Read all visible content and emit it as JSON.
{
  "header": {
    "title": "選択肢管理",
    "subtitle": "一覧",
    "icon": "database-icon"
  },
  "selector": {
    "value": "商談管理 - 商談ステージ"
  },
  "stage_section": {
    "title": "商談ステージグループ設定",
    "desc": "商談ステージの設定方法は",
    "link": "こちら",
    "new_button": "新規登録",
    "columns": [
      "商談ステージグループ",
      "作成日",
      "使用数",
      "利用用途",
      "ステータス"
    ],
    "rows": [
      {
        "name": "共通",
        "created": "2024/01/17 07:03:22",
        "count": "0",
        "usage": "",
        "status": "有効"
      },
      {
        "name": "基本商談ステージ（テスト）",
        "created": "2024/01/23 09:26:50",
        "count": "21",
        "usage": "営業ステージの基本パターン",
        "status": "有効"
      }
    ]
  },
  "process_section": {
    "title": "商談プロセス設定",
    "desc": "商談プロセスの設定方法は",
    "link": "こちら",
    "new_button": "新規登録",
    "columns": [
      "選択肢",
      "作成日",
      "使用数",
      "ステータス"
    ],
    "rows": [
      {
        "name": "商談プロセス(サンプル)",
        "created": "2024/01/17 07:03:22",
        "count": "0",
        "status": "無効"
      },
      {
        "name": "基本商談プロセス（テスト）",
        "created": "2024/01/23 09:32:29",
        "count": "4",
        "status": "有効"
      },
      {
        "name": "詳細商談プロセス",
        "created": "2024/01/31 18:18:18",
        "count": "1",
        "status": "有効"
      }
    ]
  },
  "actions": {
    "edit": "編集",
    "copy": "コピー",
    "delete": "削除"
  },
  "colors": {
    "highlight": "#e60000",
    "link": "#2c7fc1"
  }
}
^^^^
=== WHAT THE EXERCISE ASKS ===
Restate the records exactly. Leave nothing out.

=== REPLY TO THE TASK ===
Read all visible content and emit it as JSON.
{
  "header": {
    "title": "選択肢管理",
    "subtitle": "一覧",
    "icon": "database-icon"
  },
  "selector": {
    "value": "商談管理 - 商談ステージ"
  },
  "stage_section": {
    "title": "商談ステージグループ設定",
    "desc": "商談ステージの設定方法は",
    "link": "こちら",
    "new_button": "新規登録",
    "columns": [
      "商談ステージグループ",
      "作成日",
      "使用数",
      "利用用途",
      "ステータス"
    ],
    "rows": [
      {
        "name": "共通",
        "created": "2024/01/17 07:03:22",
        "count": "0",
        "usage": "",
        "status": "有効"
      },
      {
        "name": "基本商談ステージ（テスト）",
        "created": "2024/01/23 09:26:50",
        "count": "21",
        "usage": "営業ステージの基本パターン",
        "status": "有効"
      }
    ]
  },
  "process_section": {
    "title": "商談プロセス設定",
    "desc": "商談プロセスの設定方法は",
    "link": "こちら",
    "new_button": "新規登録",
    "columns": [
      "選択肢",
      "作成日",
      "使用数",
      "ステータス"
    ],
    "rows": [
      {
        "name": "商談プロセス(サンプル)",
        "created": "2024/01/17 07:03:22",
        "count": "0",
        "status": "無効"
      },
      {
        "name": "基本商談プロセス（テスト）",
        "created": "2024/01/23 09:32:29",
        "count": "4",
        "status": "有効"
      },
      {
        "name": "詳細商談プロセス",
        "created": "2024/01/31 18:18:18",
        "count": "1",
        "status": "有効"
      }
    ]
  },
  "actions": {
    "edit": "編集",
    "copy": "コピー",
    "delete": "削除"
  },
  "colors": {
    "highlight": "#e60000",
    "link": "#2c7fc1"
  }
}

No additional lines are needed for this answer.